For many of us, when we think Dr. Seuss, we think The Cat in the Hat. But this picture book is vastly different from that easy reader. The King’s Stilts can take about 20 minutes to read aloud in one sitting. It is a longer, more involved story with just the right blend of imagination and common sense. The king is a very hard worker, and his kingdom is run quite efficiently. But if the king knows the importance of working hard, he also knows how important it is to take breaks and play. Every day after the work is done, he sets aside time to play on his red stilts. One day a disgruntled courtier, who thinks it is unseemly for a king to play (and especially on stilts) takes those stilts and hides them. The king tries to keep up his work and continue to rule his kingdom well, but little by little he loses focus and energy, and the kingdom falls into disrepair. Soon it is facing danger from an outside threat. How the king finds his stilts again and rises to save the day, I’ll let you read for yourself. The King’s Stilts—one of the lesser known Dr. Seuss titles, but a great one.
All right, those are ten (or so) of my favorites, but can I throw in some bonus titles? It’s hard to narrow these down!
11. Norman the Doorman by Don Freeman
Norman is a mouse who works as a doorman at a museum, while trying to avoid the human security guards. His door is for other mice who want to visit the museum. When the museum holds an art contest, Norman decides to enter. His sculpture wins, but no one knows who entered that sculpture, because Norman tries so hard to stay out of sight.
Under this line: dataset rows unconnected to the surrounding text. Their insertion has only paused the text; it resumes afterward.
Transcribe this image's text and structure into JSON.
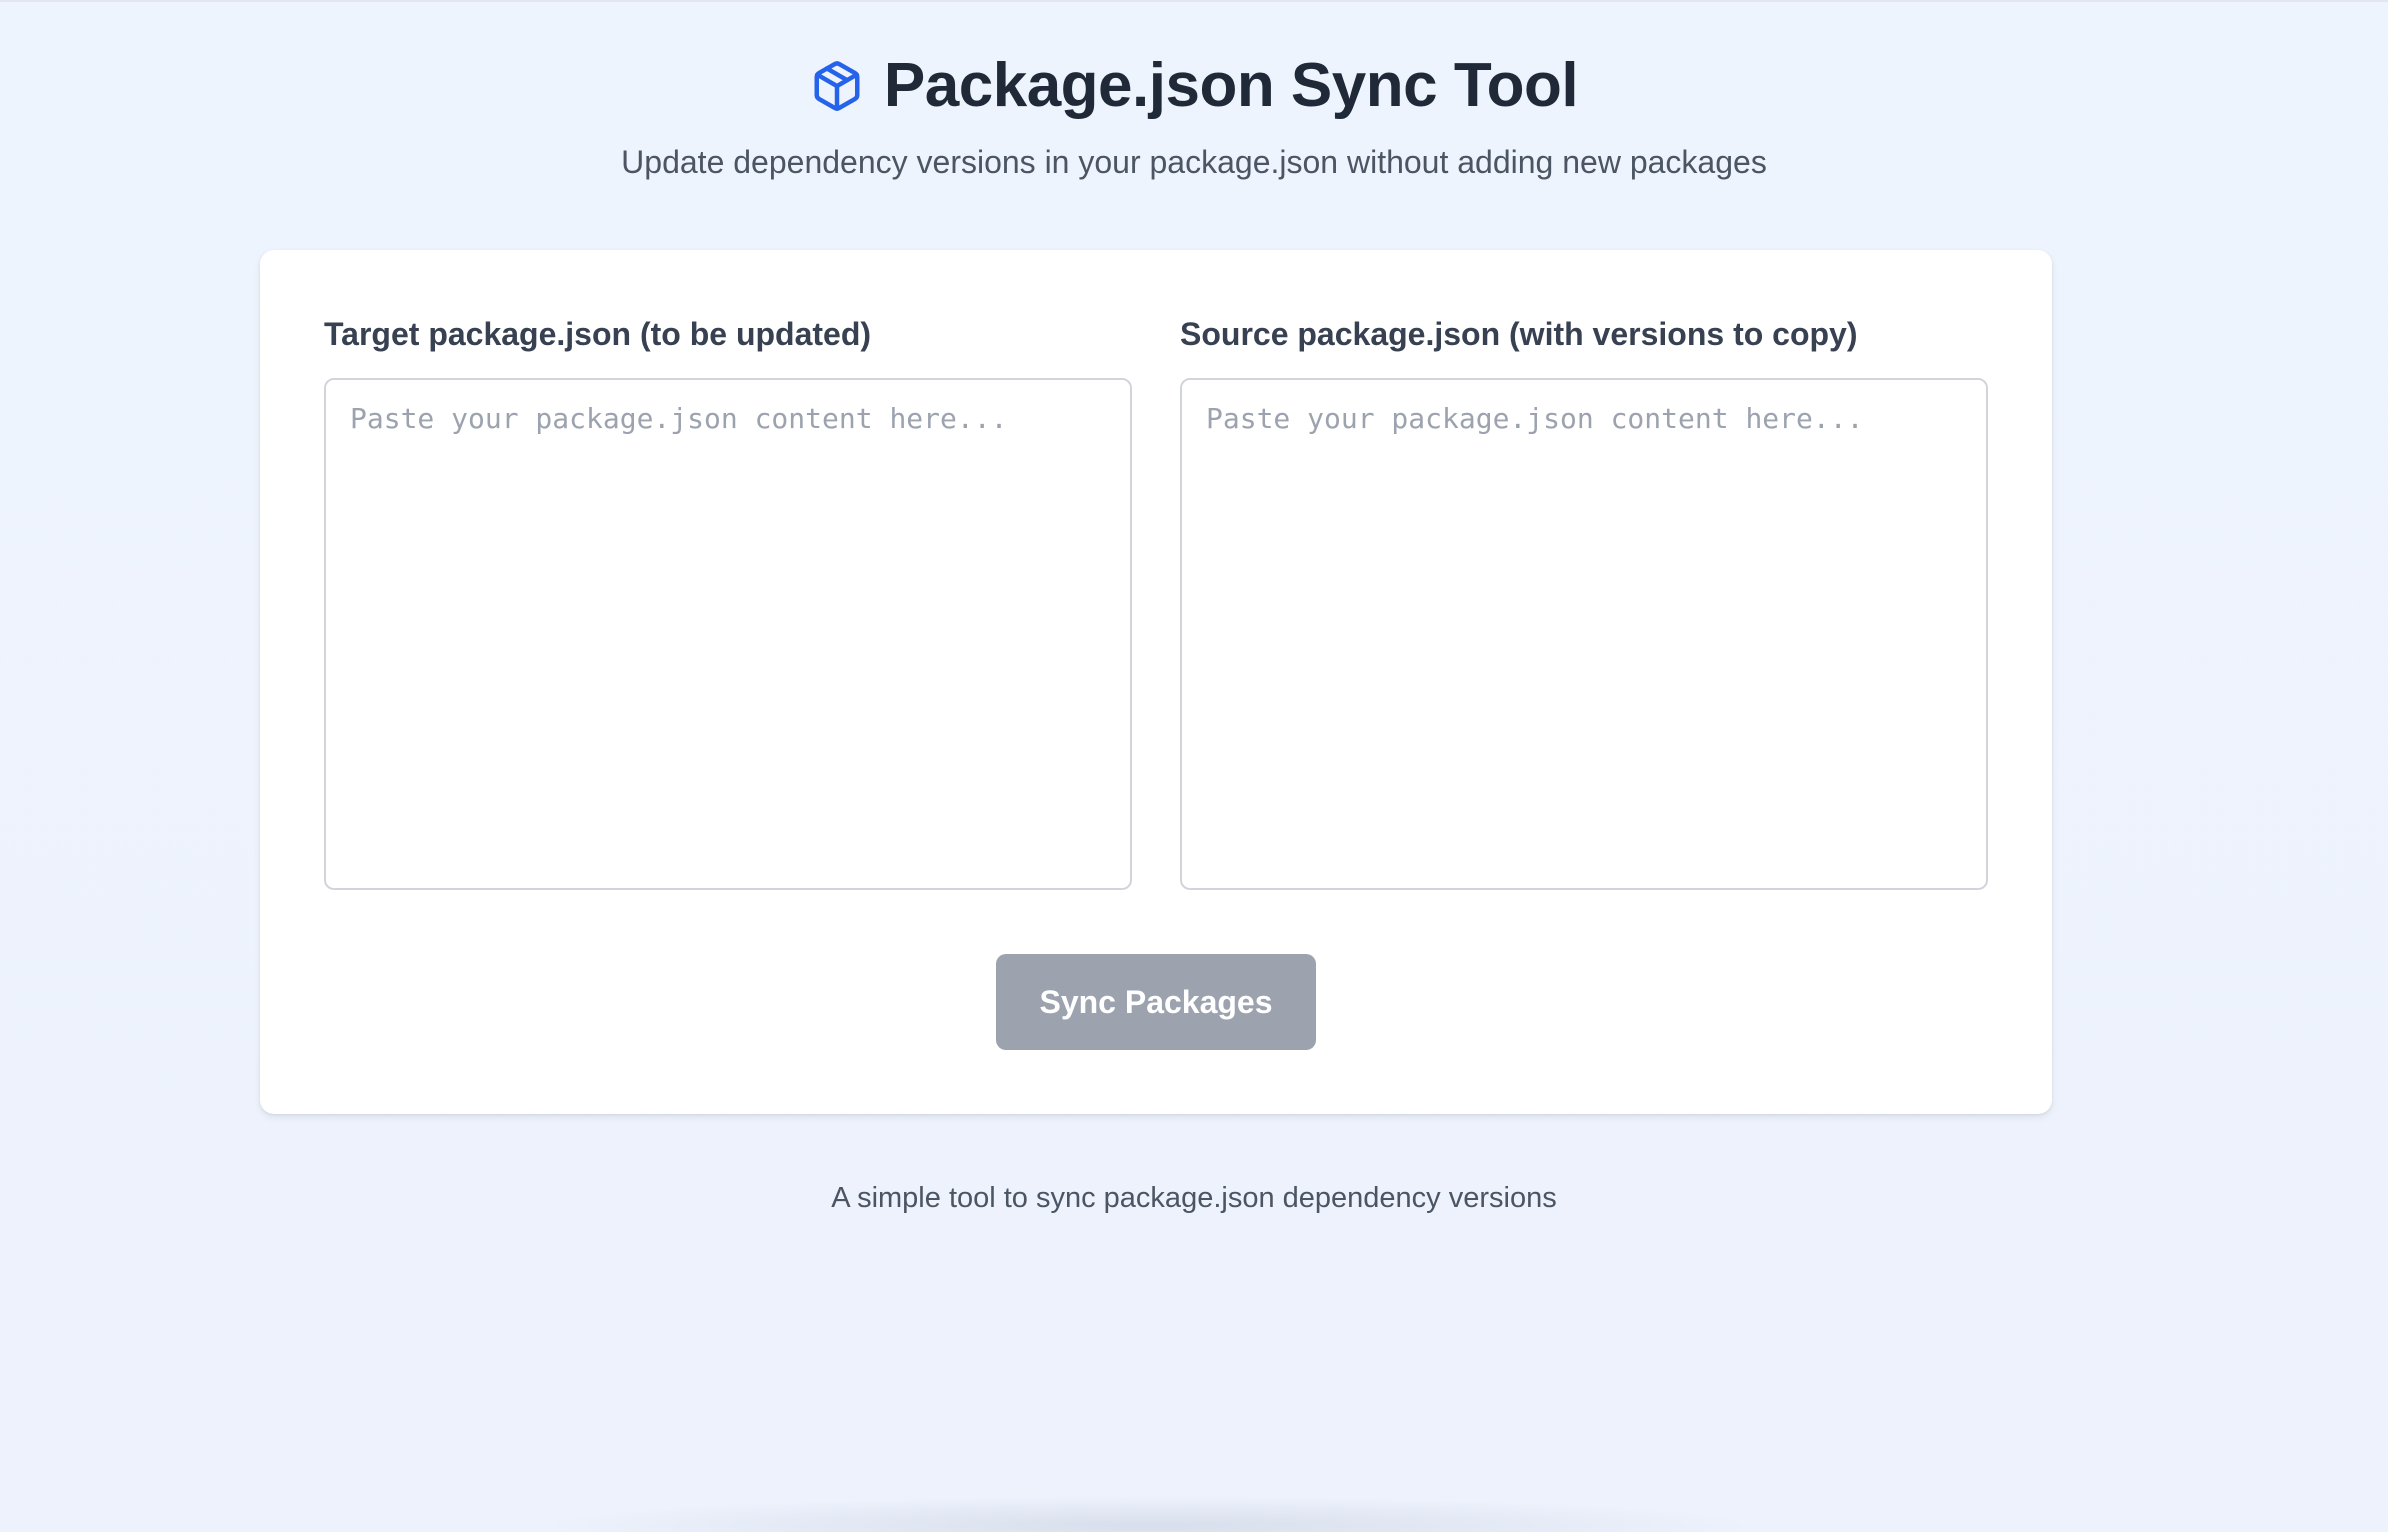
{
  "header": {
    "icon": "package-icon",
    "title": "Package.json Sync Tool",
    "subtitle": "Update dependency versions in your package.json without adding new packages"
  },
  "form": {
    "target": {
      "label": "Target package.json (to be updated)",
      "placeholder": "Paste your package.json content here...",
      "value": ""
    },
    "source": {
      "label": "Source package.json (with versions to copy)",
      "placeholder": "Paste your package.json content here...",
      "value": ""
    },
    "sync_button_label": "Sync Packages"
  },
  "footer": {
    "text": "A simple tool to sync package.json dependency versions"
  },
  "colors": {
    "accent": "#2563eb",
    "button_disabled": "#9ca3af",
    "background": "#eef4fd"
  }
}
How he is discovered and what he chooses for his prize make a sweet ending to the book. And of course, look for other books by Don Freeman, as well. He wrote Corduroy, Pet of the Met, and Bearymore, to name just a few.
12. Pretzel by H. A. Rey
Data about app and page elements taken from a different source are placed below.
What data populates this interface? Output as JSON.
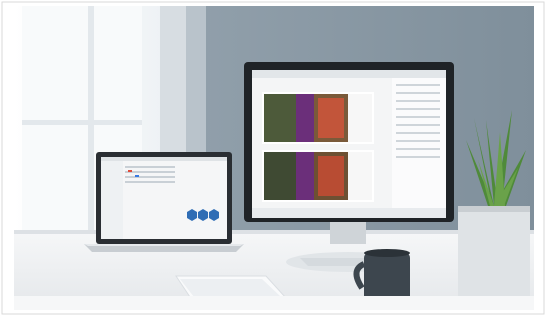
{
  "scene": {
    "subject": "desk-workspace",
    "devices": [
      "desktop-monitor",
      "laptop",
      "keyboard",
      "mug",
      "potted-plant"
    ]
  },
  "colors": {
    "wall_right": "#8a9aa6",
    "wall_left": "#e9eef2",
    "window": "#f4f7fa",
    "desk": "#f1f3f5",
    "monitor_bezel": "#1f2327",
    "mug": "#3d464e",
    "plant_pot": "#dfe3e6",
    "plant_leaf": "#4f8a3a",
    "brochure_purple": "#6b2f7a"
  }
}
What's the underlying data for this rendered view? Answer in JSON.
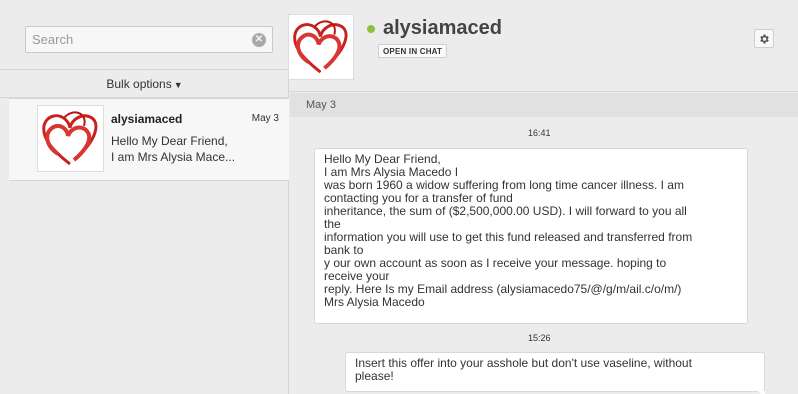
{
  "search": {
    "placeholder": "Search",
    "clear_icon": "clear-icon"
  },
  "bulk": {
    "label": "Bulk options",
    "icon": "chevron-down-icon"
  },
  "conversation": {
    "name": "alysiamaced",
    "date": "May 3",
    "preview": "Hello My Dear Friend,\nI am Mrs Alysia Mace...",
    "icon": "speech-bubble-icon"
  },
  "header": {
    "username": "alysiamaced",
    "status_color": "#8dc03f",
    "open_chat_label": "OPEN IN CHAT",
    "settings_icon": "gear-icon"
  },
  "thread": {
    "date_label": "May 3",
    "messages": [
      {
        "time": "16:41",
        "text": "Hello My Dear Friend,\nI am Mrs Alysia Macedo I\nwas born 1960 a widow suffering from long time cancer illness. I am\ncontacting you for a transfer of fund\ninheritance, the sum of ($2,500,000.00 USD). I will forward to you all\nthe\ninformation you will use to get this fund released and transferred from\nbank to\ny our own account as soon as I receive your message. hoping to\nreceive your\nreply. Here Is my Email address (alysiamacedo75/@/g/m/ail.c/o/m/)\nMrs Alysia Macedo"
      },
      {
        "time": "15:26",
        "text": "Insert this offer into your asshole but don't use vaseline, without\nplease!"
      }
    ]
  }
}
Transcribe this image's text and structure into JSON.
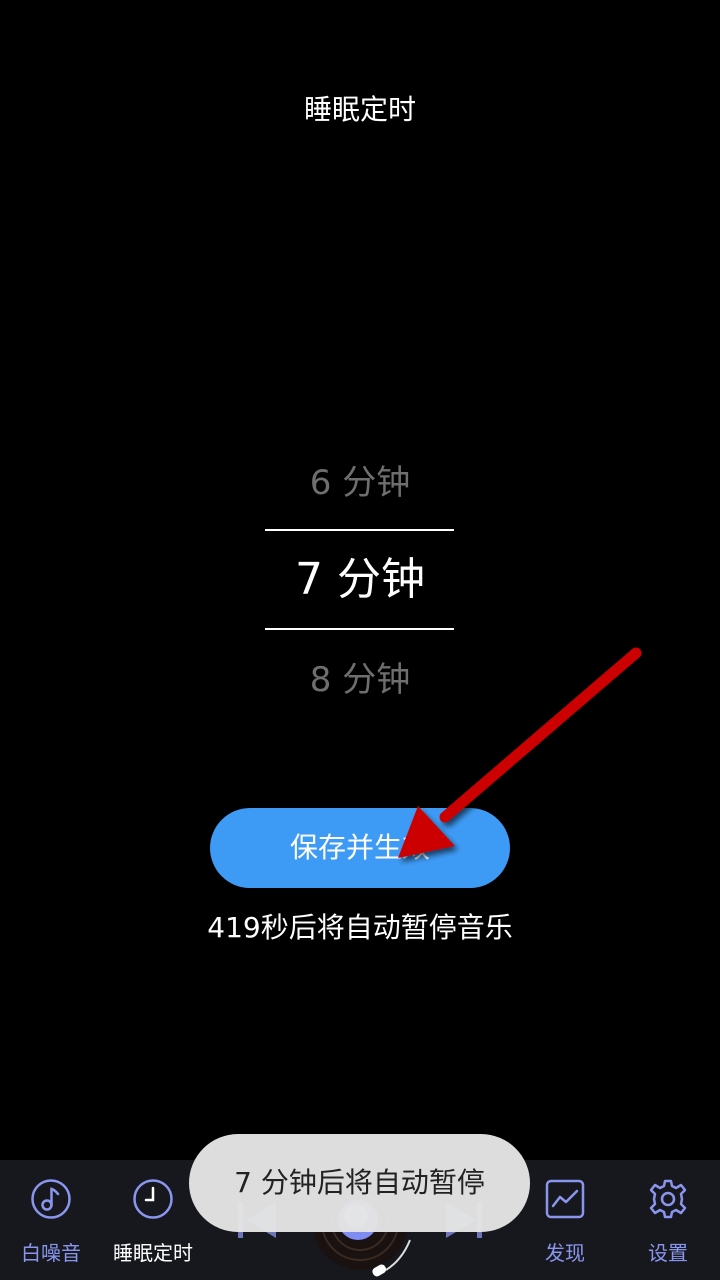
{
  "header": {
    "title": "睡眠定时"
  },
  "picker": {
    "previous": "6 分钟",
    "selected": "7 分钟",
    "next": "8 分钟"
  },
  "actions": {
    "save_label": "保存并生效"
  },
  "status": {
    "countdown_text": "419秒后将自动暂停音乐"
  },
  "toast": {
    "message": "7 分钟后将自动暂停"
  },
  "bottom_nav": {
    "items": [
      {
        "label": "白噪音",
        "icon": "music-note-icon"
      },
      {
        "label": "睡眠定时",
        "icon": "clock-icon"
      },
      {
        "label": "发现",
        "icon": "trend-chart-icon"
      },
      {
        "label": "设置",
        "icon": "gear-icon"
      }
    ]
  },
  "colors": {
    "background": "#000000",
    "button": "#3e9bf5",
    "nav_background": "#16181e",
    "nav_accent": "#8a96ee",
    "arrow": "#cc0000",
    "toast_background": "#e4e4e4"
  }
}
When most people hear “H. A. Rey,” they think of Curious George. Yes, that’s right, but H. A. Rey also wrote other books. Pretzel is one of my favorites. It’s all about a dachshund puppy who grows much longer than his brothers and sisters. He grows so long that he can form himself into a pretzel; thus, his name. When Pretzel sees Greta, a little girl dachshund, he is smitten and tries his best to win her heart. He gives her gifts and shows off his accomplishments, but Greta is not impressed. It is only when Greta gets into a distressful situation and Pretzel rescues her, that she agrees to marry him. But she makes it clear that her choice is not because of his looks or his gifts; it’s because of his character. And my favorite part is that the last page reads exactly the same as the first page, but in between you and your child have come full circle. You’ll see what I mean. A short, sweet story.
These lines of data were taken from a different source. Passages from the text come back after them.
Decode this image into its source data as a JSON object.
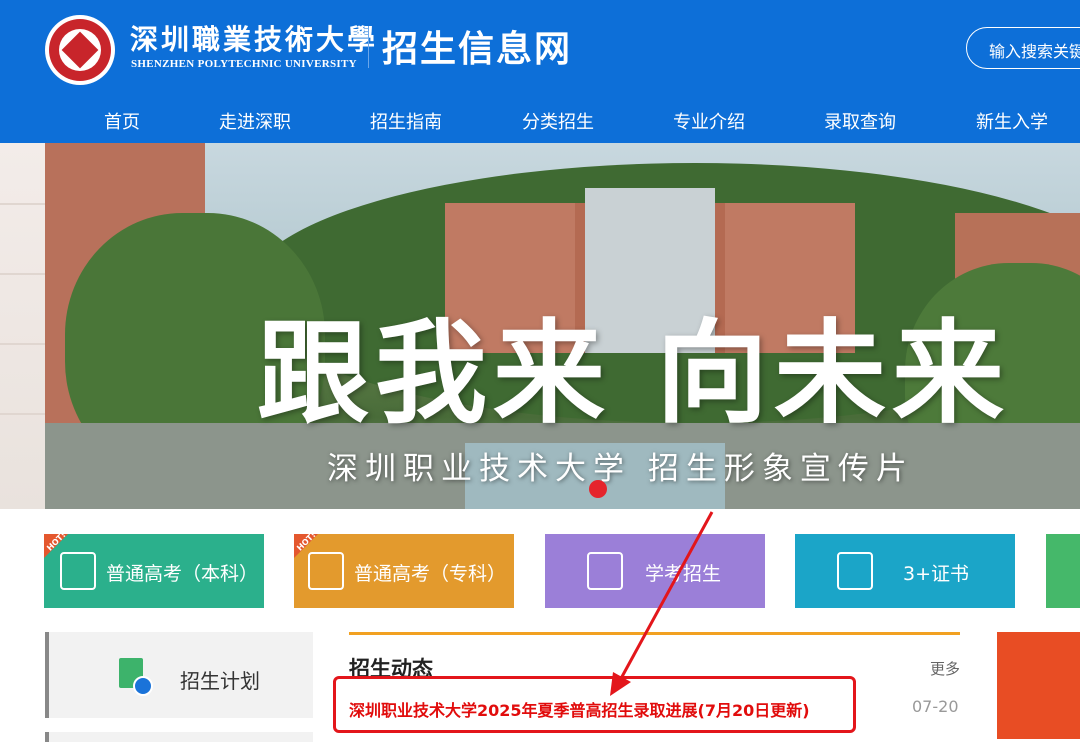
{
  "header": {
    "university_name_cn": "深圳職業技術大學",
    "university_name_en": "SHENZHEN POLYTECHNIC UNIVERSITY",
    "site_title": "招生信息网",
    "search_placeholder": "输入搜索关键",
    "brand_color": "#0d6fd8"
  },
  "nav": {
    "items": [
      {
        "label": "首页"
      },
      {
        "label": "走进深职"
      },
      {
        "label": "招生指南"
      },
      {
        "label": "分类招生"
      },
      {
        "label": "专业介绍"
      },
      {
        "label": "录取查询"
      },
      {
        "label": "新生入学"
      }
    ]
  },
  "banner": {
    "slogan": "跟我来 向未来",
    "subtitle": "深圳职业技术大学 招生形象宣传片",
    "active_slide": 1
  },
  "categories": [
    {
      "label": "普通高考（本科）",
      "color": "#2bb08c",
      "hot": true,
      "hot_label": "HOT!",
      "icon": "edit-doc-icon"
    },
    {
      "label": "普通高考（专科）",
      "color": "#e39a2d",
      "hot": true,
      "hot_label": "HOT!",
      "icon": "document-icon"
    },
    {
      "label": "学考招生",
      "color": "#9b7fd8",
      "hot": false,
      "icon": "id-card-icon"
    },
    {
      "label": "3+证书",
      "color": "#1ba5c8",
      "hot": false,
      "icon": "building-icon"
    },
    {
      "label": "",
      "color": "#45b86a",
      "hot": false,
      "icon": ""
    }
  ],
  "sidebar": {
    "items": [
      {
        "label": "招生计划",
        "icon": "plan-doc-icon"
      }
    ]
  },
  "news": {
    "title": "招生动态",
    "more_label": "更多",
    "items": [
      {
        "title": "深圳职业技术大学2025年夏季普高招生录取进展(7月20日更新)",
        "date": "07-20",
        "highlighted": true
      }
    ],
    "accent_color": "#f2a121",
    "highlight_color": "#e10c0c"
  }
}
I mentioned that H. A. Rey also wrote the Curious George books. In case you’re wondering, my favorites are Curious George Takes a Job and Curious George Rides a Bike. There are lots more that look like they’re written by Rey; but if you look closer, you’ll find that they are only based on his character, Curious George. (Who was originally going to be named Curious Fi Fi, by the way. But that’s a whole other book.) Many of the Curious George books around today are written by other authors, and I don’t think they are nearly as good as the ones H. A. Rey wrote. Curious George Takes a Job and Curious George Rides a Bike have a certain quality that those newer knock-offs don’t have. See what you think.
13. Imogene’s Antlers by David Small
Here is the slam-bang finish—literally! Imogene wakes up one morning to find that she has grown antlers on her head. The book follows her through that day and demonstrates how the various members of her household react to her antlers. Now, let me say that in this book, the mother figure’s response is more for comic relief than for a good example; but the other adults take it all in stride, and I really enjoy this book. I’m not going to tell you how it ends. You’ve got to read it for yourself to truly appreciate the ending. Slam-bang finish, I promise.
All right, that is my list of top picks for picture books for ages 3 to 5. I know I mentioned more than ten, and I’m pretty sure there were more than twenty if you include the additional titles by some of the authors. Let’s see, twenty picture books—that should provide a few reading sessions and bedtime stories. Enjoy!